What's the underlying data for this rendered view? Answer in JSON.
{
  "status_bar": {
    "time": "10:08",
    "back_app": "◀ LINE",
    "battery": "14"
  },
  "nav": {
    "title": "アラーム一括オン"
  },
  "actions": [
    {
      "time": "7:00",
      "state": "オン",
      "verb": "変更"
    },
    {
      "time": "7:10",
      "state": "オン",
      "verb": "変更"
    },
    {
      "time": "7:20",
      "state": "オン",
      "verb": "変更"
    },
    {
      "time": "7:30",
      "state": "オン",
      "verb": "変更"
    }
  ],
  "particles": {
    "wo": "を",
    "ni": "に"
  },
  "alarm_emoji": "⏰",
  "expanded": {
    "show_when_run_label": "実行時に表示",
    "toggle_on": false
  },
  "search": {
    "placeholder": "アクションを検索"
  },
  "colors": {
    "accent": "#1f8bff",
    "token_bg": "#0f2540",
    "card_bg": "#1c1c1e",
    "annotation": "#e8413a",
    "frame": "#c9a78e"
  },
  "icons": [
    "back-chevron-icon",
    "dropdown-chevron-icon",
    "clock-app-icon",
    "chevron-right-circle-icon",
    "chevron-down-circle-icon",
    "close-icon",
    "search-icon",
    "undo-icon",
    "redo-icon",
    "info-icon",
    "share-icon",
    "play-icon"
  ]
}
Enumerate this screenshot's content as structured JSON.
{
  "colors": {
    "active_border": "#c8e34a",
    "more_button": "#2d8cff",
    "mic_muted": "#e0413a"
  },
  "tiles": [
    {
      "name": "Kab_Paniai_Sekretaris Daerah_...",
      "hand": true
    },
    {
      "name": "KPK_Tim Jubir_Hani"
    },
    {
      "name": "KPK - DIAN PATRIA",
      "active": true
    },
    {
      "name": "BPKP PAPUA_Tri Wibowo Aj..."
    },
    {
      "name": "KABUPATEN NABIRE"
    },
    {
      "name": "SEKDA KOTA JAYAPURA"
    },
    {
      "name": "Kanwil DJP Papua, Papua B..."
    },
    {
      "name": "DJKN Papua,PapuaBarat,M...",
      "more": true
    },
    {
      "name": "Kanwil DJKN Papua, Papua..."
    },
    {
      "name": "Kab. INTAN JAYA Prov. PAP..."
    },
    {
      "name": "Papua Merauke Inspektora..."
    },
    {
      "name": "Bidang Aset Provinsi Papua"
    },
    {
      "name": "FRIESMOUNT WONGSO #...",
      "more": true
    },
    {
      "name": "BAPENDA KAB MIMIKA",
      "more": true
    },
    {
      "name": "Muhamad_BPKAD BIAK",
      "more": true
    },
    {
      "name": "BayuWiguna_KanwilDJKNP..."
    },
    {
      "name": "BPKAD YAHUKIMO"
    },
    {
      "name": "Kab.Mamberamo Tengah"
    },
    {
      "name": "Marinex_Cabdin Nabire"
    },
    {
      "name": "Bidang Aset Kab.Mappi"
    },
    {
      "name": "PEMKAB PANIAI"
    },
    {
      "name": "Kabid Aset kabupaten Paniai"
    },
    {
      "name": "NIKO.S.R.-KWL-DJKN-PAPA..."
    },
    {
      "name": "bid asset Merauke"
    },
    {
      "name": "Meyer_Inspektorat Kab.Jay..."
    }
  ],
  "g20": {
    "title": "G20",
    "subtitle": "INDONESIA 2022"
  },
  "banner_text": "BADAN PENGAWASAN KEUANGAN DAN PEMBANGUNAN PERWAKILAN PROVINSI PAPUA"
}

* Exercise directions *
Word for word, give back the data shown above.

* Answer space *
What's the underlying data for this rendered view? Answer in JSON.
{
  "status_bar": {
    "time": "10:08",
    "back_app": "◀ LINE",
    "battery": "14"
  },
  "nav": {
    "title": "アラーム一括オン"
  },
  "actions": [
    {
      "time": "7:00",
      "state": "オン",
      "verb": "変更"
    },
    {
      "time": "7:10",
      "state": "オン",
      "verb": "変更"
    },
    {
      "time": "7:20",
      "state": "オン",
      "verb": "変更"
    },
    {
      "time": "7:30",
      "state": "オン",
      "verb": "変更"
    }
  ],
  "particles": {
    "wo": "を",
    "ni": "に"
  },
  "alarm_emoji": "⏰",
  "expanded": {
    "show_when_run_label": "実行時に表示",
    "toggle_on": false
  },
  "search": {
    "placeholder": "アクションを検索"
  },
  "colors": {
    "accent": "#1f8bff",
    "token_bg": "#0f2540",
    "card_bg": "#1c1c1e",
    "annotation": "#e8413a",
    "frame": "#c9a78e"
  },
  "icons": [
    "back-chevron-icon",
    "dropdown-chevron-icon",
    "clock-app-icon",
    "chevron-right-circle-icon",
    "chevron-down-circle-icon",
    "close-icon",
    "search-icon",
    "undo-icon",
    "redo-icon",
    "info-icon",
    "share-icon",
    "play-icon"
  ]
}
Enumerate this screenshot's content as structured JSON.
{
  "colors": {
    "active_border": "#c8e34a",
    "more_button": "#2d8cff",
    "mic_muted": "#e0413a"
  },
  "tiles": [
    {
      "name": "Kab_Paniai_Sekretaris Daerah_...",
      "hand": true
    },
    {
      "name": "KPK_Tim Jubir_Hani"
    },
    {
      "name": "KPK - DIAN PATRIA",
      "active": true
    },
    {
      "name": "BPKP PAPUA_Tri Wibowo Aj..."
    },
    {
      "name": "KABUPATEN NABIRE"
    },
    {
      "name": "SEKDA KOTA JAYAPURA"
    },
    {
      "name": "Kanwil DJP Papua, Papua B..."
    },
    {
      "name": "DJKN Papua,PapuaBarat,M...",
      "more": true
    },
    {
      "name": "Kanwil DJKN Papua, Papua..."
    },
    {
      "name": "Kab. INTAN JAYA Prov. PAP..."
    },
    {
      "name": "Papua Merauke Inspektora..."
    },
    {
      "name": "Bidang Aset Provinsi Papua"
    },
    {
      "name": "FRIESMOUNT WONGSO #...",
      "more": true
    },
    {
      "name": "BAPENDA KAB MIMIKA",
      "more": true
    },
    {
      "name": "Muhamad_BPKAD BIAK",
      "more": true
    },
    {
      "name": "BayuWiguna_KanwilDJKNP..."
    },
    {
      "name": "BPKAD YAHUKIMO"
    },
    {
      "name": "Kab.Mamberamo Tengah"
    },
    {
      "name": "Marinex_Cabdin Nabire"
    },
    {
      "name": "Bidang Aset Kab.Mappi"
    },
    {
      "name": "PEMKAB PANIAI"
    },
    {
      "name": "Kabid Aset kabupaten Paniai"
    },
    {
      "name": "NIKO.S.R.-KWL-DJKN-PAPA..."
    },
    {
      "name": "bid asset Merauke"
    },
    {
      "name": "Meyer_Inspektorat Kab.Jay..."
    }
  ],
  "g20": {
    "title": "G20",
    "subtitle": "INDONESIA 2022"
  },
  "banner_text": "BADAN PENGAWASAN KEUANGAN DAN PEMBANGUNAN PERWAKILAN PROVINSI PAPUA"
}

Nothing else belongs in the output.